But phasing out coins and paper money poses challenges, as was highlighted at a conference in June organised by Imperial’s
Brevan Howard Centre for Financial Analysis.
Franklin Allen, its executive director, said it was possible people could “live entirely without paper cash”. But it was also clear this would be challenging for people such as the elderly and poorer households without access to technology. “The biggest change would be people adapting to the idea of paying for all their services, no matter how big or small, electronically,” he said.
One innovative digital currency is Bitcoin, the one that scared BNP Paribas. It is a peer-to-peer exchange mechanism that is
not backed by governments and bypasses banks by using a ledger of every Bitcoin, who owns them, and the history of all transactions known as a “blockchain”. Because it uses encrypted computer codes it is practically impossible to alter transactions and defraud users. The Imperial Bitcoin Forum, made up of academics from computing, bioengineering, mathematics as well as the Business School, believes blockchains could revolutionise the way business is carried out across the world. The forum has set up a biannual student competition with a prize pool of £5,000 for research into issues such as privacy and security that innovative technology used in blockchains raises.

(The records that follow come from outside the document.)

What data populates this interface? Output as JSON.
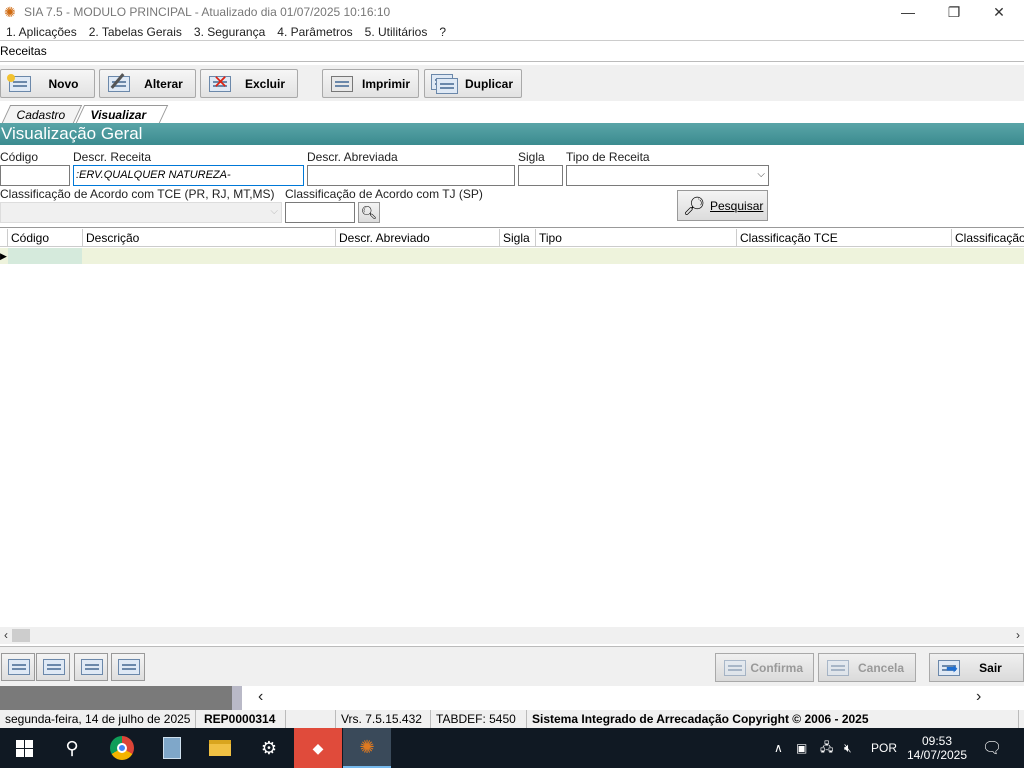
{
  "window": {
    "title": "SIA 7.5 - MODULO PRINCIPAL - Atualizado dia 01/07/2025 10:16:10",
    "minimize_glyph": "—",
    "restore_glyph": "❐",
    "close_glyph": "✕"
  },
  "menu": [
    "1. Aplicações",
    "2. Tabelas Gerais",
    "3. Segurança",
    "4. Parâmetros",
    "5. Utilitários",
    "?"
  ],
  "form_title": "Receitas",
  "toolbar": {
    "novo": "Novo",
    "alterar": "Alterar",
    "excluir": "Excluir",
    "imprimir": "Imprimir",
    "duplicar": "Duplicar"
  },
  "tabs": {
    "cadastro": "Cadastro",
    "visualizar": "Visualizar"
  },
  "section_title": "Visualização Geral",
  "filters": {
    "codigo_label": "Código",
    "codigo_value": "",
    "descr_receita_label": "Descr. Receita",
    "descr_receita_value": ":ERV.QUALQUER NATUREZA-",
    "descr_abreviada_label": "Descr. Abreviada",
    "descr_abreviada_value": "",
    "sigla_label": "Sigla",
    "sigla_value": "",
    "tipo_receita_label": "Tipo de Receita",
    "tipo_receita_value": "",
    "class_tce_label": "Classificação de Acordo com TCE (PR, RJ, MT,MS)",
    "class_tj_label": "Classificação de Acordo com TJ (SP)",
    "class_tj_value": "",
    "pesquisar": "Pesquisar"
  },
  "grid": {
    "columns": [
      "Código",
      "Descrição",
      "Descr. Abreviado",
      "Sigla",
      "Tipo",
      "Classificação TCE",
      "Classificação"
    ],
    "row_indicator": "▶"
  },
  "bottom": {
    "confirma": "Confirma",
    "cancela": "Cancela",
    "sair": "Sair"
  },
  "statusbar": {
    "date": "segunda-feira, 14 de julho de 2025",
    "report": "REP0000314",
    "version": "Vrs. 7.5.15.432",
    "tabdef": "TABDEF: 5450",
    "copyright": "Sistema Integrado de Arrecadação Copyright © 2006 - 2025"
  },
  "taskbar": {
    "language": "POR",
    "time": "09:53",
    "date": "14/07/2025"
  }
}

New financial technologies are emerging all the time. The growth of fintech has seen a massive acceleration in the past year. Global investment in fintech ventures has more than tripled during 2014 alone – growing to US$12.2bn from US$4.1bn in the previous year, according to Accenture. It took the previous six years for investment to make a similar jump from 2008’s US$930m. Imperial alumni are involved in a number of projects that are part of this wave of innovation and investment. A good example is Yoyo Wallet, an innovative app that allows users to pay for items with their smartphones that was founded and pioneered at Imperial.
Yoyo was co-founded by Imperial Innovations, the College’s technology transfer company, and launched in January 2014 at Imperial’s South Kensington Campus. Alain Falys, cofounder of Yoyo Wallet and a venture partner at Imperial Innovations, told an Imperial conference on the fintech sector in June that the app recorded 150,000 transactions a month and represented 30% of all transactions at the College and was used at employers such as The Guardian newspaper and Diageo.
He said while the US led the world in terms of investment – Accenture said it made up the “lion’s share” of 2014’s US$12.1bn – the UK was stealing a march on innovation. “From an innovation point of view the UK and specifically London has a lot to offer in terms of fintech,” he said. “You can build a truly global fintech company from here. “I think we are going to see a lot more firms from the financial technology sector emerging from London that will branch out across Europe and Asia and other parts of the world.”
Abdul Basit, head of finance at Innovate Finance, a venture that supports technology-led financial services innovators, agreed the UK and Europe could not compete with the US for investment. “Where London excels and the things it needs to build on are the huge financial services sector, the huge technology sector, and great universities like Imperial,” said Basit who earned his MBA at Imperial.
“There are very few places on earth that have those in the same place and that will be the driver for London’s leadership position in this industry.”